As the week got underway, up-in-coupon mortgage trades were beginning to feel the love again as investors began to discount the risks of a government-induced refinancing event.
Last week, there were numerous mortgage-backed research that came out following the publication of a report by Morgan Stanley economists called Slam Dunk Stimulus. The economists from the firm said that the U.S. economy could receive an immediate significant boost, without impacting the budget deficit, if "the government merely recognized its existing guarantee on the principal value of a large part of the mortgage market — the mortgages that are backed by Fannie, Freddie and Ginnie — and acted to streamline the refi process."
Before the report, mostly market players believed that the only way higher coupons were able to refinance was through government programs beyond the Home Affordable Modification Program (HAMP) and the Home Affordable Refinance Program.
Most MBS analysts, however, believe that the odds of such an aggressive program happening are very low given the hurdles to develop it, among other things.
The reassurance given by MBS analysts seemed to work as real and fast money investors were buying in 5.5s and 6s through Wednesday.
However, a new round of speculation on Thursday morning caused up-in-coupon agency MBS to underperform once again, according to a Bank of America Merrill Lynch report released yesterday.
This episode of market anxiety was caused by a Reuters news article that argued that the Obama administration could have a dramatic announcement ahead of the upcoming elections to forgive principal for underwater borrowers.
As a result, the Treasury department released a press statement clarifying that the U.S. Treasury is not considering allowing Fannie Mae and Freddie Mac to forgive residential mortgage debt that goes over a property's current market value.

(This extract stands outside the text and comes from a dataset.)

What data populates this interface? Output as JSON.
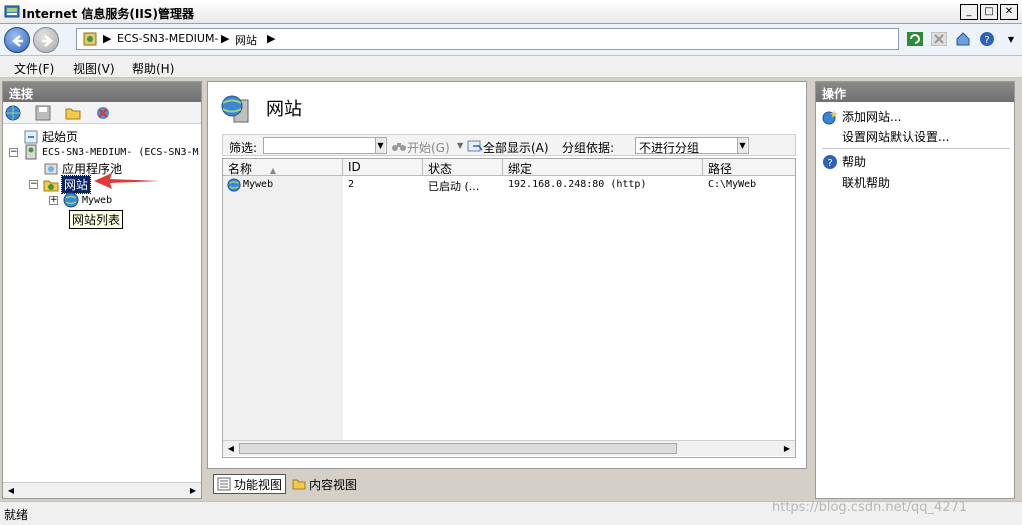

Considering current historically high agency MBS dollar prices, analysts said that the market's nervousness is fairly high that something dramatic could happen prior to the election season that would result in the MBS coupon stack repricing because of policy changes like these.
"We warn investors not to overreact to news articles about changes that are already planned," BofA Merill analysts said.

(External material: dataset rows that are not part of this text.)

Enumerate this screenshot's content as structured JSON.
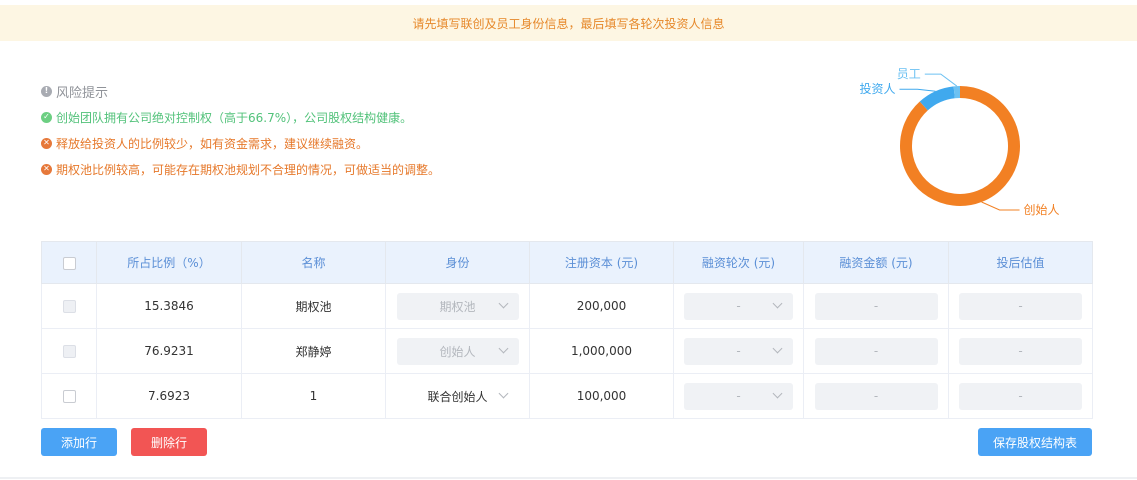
{
  "banner": {
    "text": "请先填写联创及员工身份信息，最后填写各轮次投资人信息"
  },
  "risk": {
    "title": "风险提示",
    "items": [
      {
        "status": "ok",
        "text": "创始团队拥有公司绝对控制权（高于66.7%），公司股权结构健康。"
      },
      {
        "status": "warn",
        "text": "释放给投资人的比例较少，如有资金需求，建议继续融资。"
      },
      {
        "status": "warn",
        "text": "期权池比例较高，可能存在期权池规划不合理的情况，可做适当的调整。"
      }
    ]
  },
  "chart_data": {
    "type": "pie",
    "donut": true,
    "slices": [
      {
        "label": "创始人",
        "value": 88.3,
        "color": "#f28023"
      },
      {
        "label": "投资人",
        "value": 10.0,
        "color": "#40a9ee"
      },
      {
        "label": "员工",
        "value": 1.7,
        "color": "#6cc1f2"
      }
    ]
  },
  "table": {
    "headers": [
      "所占比例（%）",
      "名称",
      "身份",
      "注册资本 (元)",
      "融资轮次 (元)",
      "融资金额 (元)",
      "投后估值"
    ],
    "rows": [
      {
        "ratio": "15.3846",
        "name": "期权池",
        "identity": "期权池",
        "capital": "200,000",
        "round": "-",
        "amount": "-",
        "valuation": "-"
      },
      {
        "ratio": "76.9231",
        "name": "郑静婷",
        "identity": "创始人",
        "capital": "1,000,000",
        "round": "-",
        "amount": "-",
        "valuation": "-"
      },
      {
        "ratio": "7.6923",
        "name": "1",
        "identity": "联合创始人",
        "capital": "100,000",
        "round": "-",
        "amount": "-",
        "valuation": "-"
      }
    ]
  },
  "buttons": {
    "add": "添加行",
    "delete": "删除行",
    "save": "保存股权结构表"
  }
}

Nevertheless, BofA Merrill analysts believe that the housing market remains "fairly fragile." The government, they said, is probably going to enhance the existing Making Home Affordable program to improve effectiveness.